:: Dataset records ::
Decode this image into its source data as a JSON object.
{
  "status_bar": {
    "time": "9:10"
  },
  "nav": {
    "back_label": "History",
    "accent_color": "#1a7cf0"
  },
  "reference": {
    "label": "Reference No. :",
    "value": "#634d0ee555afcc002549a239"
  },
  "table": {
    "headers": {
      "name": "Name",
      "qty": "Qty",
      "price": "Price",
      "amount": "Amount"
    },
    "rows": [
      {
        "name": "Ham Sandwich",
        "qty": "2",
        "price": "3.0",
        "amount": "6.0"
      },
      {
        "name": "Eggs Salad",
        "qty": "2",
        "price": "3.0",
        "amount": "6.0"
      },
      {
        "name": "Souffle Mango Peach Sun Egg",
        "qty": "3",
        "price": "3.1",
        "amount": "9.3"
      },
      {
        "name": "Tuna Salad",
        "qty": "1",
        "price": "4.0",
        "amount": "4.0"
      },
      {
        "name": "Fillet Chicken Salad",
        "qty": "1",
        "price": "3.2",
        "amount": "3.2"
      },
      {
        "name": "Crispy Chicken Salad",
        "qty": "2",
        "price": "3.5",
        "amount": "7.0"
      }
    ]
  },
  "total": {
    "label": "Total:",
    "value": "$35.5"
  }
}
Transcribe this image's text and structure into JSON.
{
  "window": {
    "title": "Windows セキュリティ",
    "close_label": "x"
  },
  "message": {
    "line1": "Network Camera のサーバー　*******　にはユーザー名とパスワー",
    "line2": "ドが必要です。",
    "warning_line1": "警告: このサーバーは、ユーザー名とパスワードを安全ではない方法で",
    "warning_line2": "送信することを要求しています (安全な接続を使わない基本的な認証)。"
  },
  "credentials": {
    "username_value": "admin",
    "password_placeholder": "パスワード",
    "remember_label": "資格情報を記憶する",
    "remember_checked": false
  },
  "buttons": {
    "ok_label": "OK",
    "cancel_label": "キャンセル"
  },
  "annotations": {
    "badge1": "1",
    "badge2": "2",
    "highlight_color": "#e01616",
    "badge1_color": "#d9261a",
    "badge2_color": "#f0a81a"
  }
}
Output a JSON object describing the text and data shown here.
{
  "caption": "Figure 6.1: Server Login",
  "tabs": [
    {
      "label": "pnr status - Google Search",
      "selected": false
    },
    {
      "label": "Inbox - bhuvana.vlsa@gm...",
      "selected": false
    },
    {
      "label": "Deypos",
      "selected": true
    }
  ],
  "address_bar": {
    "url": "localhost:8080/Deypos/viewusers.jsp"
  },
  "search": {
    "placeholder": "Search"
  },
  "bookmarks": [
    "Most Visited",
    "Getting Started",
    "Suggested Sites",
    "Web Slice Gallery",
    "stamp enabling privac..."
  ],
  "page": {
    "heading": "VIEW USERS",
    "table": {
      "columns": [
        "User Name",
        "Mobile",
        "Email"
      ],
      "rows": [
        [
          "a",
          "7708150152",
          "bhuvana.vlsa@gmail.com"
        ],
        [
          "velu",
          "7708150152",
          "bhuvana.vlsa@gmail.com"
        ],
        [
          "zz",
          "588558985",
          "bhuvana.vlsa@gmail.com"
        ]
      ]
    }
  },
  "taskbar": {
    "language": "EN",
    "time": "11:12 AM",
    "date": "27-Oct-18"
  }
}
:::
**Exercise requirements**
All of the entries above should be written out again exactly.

**Solution for this exercise**
Decode this image into its source data as a JSON object.
{
  "status_bar": {
    "time": "9:10"
  },
  "nav": {
    "back_label": "History",
    "accent_color": "#1a7cf0"
  },
  "reference": {
    "label": "Reference No. :",
    "value": "#634d0ee555afcc002549a239"
  },
  "table": {
    "headers": {
      "name": "Name",
      "qty": "Qty",
      "price": "Price",
      "amount": "Amount"
    },
    "rows": [
      {
        "name": "Ham Sandwich",
        "qty": "2",
        "price": "3.0",
        "amount": "6.0"
      },
      {
        "name": "Eggs Salad",
        "qty": "2",
        "price": "3.0",
        "amount": "6.0"
      },
      {
        "name": "Souffle Mango Peach Sun Egg",
        "qty": "3",
        "price": "3.1",
        "amount": "9.3"
      },
      {
        "name": "Tuna Salad",
        "qty": "1",
        "price": "4.0",
        "amount": "4.0"
      },
      {
        "name": "Fillet Chicken Salad",
        "qty": "1",
        "price": "3.2",
        "amount": "3.2"
      },
      {
        "name": "Crispy Chicken Salad",
        "qty": "2",
        "price": "3.5",
        "amount": "7.0"
      }
    ]
  },
  "total": {
    "label": "Total:",
    "value": "$35.5"
  }
}
Transcribe this image's text and structure into JSON.
{
  "window": {
    "title": "Windows セキュリティ",
    "close_label": "x"
  },
  "message": {
    "line1": "Network Camera のサーバー　*******　にはユーザー名とパスワー",
    "line2": "ドが必要です。",
    "warning_line1": "警告: このサーバーは、ユーザー名とパスワードを安全ではない方法で",
    "warning_line2": "送信することを要求しています (安全な接続を使わない基本的な認証)。"
  },
  "credentials": {
    "username_value": "admin",
    "password_placeholder": "パスワード",
    "remember_label": "資格情報を記憶する",
    "remember_checked": false
  },
  "buttons": {
    "ok_label": "OK",
    "cancel_label": "キャンセル"
  },
  "annotations": {
    "badge1": "1",
    "badge2": "2",
    "highlight_color": "#e01616",
    "badge1_color": "#d9261a",
    "badge2_color": "#f0a81a"
  }
}
Output a JSON object describing the text and data shown here.
{
  "caption": "Figure 6.1: Server Login",
  "tabs": [
    {
      "label": "pnr status - Google Search",
      "selected": false
    },
    {
      "label": "Inbox - bhuvana.vlsa@gm...",
      "selected": false
    },
    {
      "label": "Deypos",
      "selected": true
    }
  ],
  "address_bar": {
    "url": "localhost:8080/Deypos/viewusers.jsp"
  },
  "search": {
    "placeholder": "Search"
  },
  "bookmarks": [
    "Most Visited",
    "Getting Started",
    "Suggested Sites",
    "Web Slice Gallery",
    "stamp enabling privac..."
  ],
  "page": {
    "heading": "VIEW USERS",
    "table": {
      "columns": [
        "User Name",
        "Mobile",
        "Email"
      ],
      "rows": [
        [
          "a",
          "7708150152",
          "bhuvana.vlsa@gmail.com"
        ],
        [
          "velu",
          "7708150152",
          "bhuvana.vlsa@gmail.com"
        ],
        [
          "zz",
          "588558985",
          "bhuvana.vlsa@gmail.com"
        ]
      ]
    }
  },
  "taskbar": {
    "language": "EN",
    "time": "11:12 AM",
    "date": "27-Oct-18"
  }
}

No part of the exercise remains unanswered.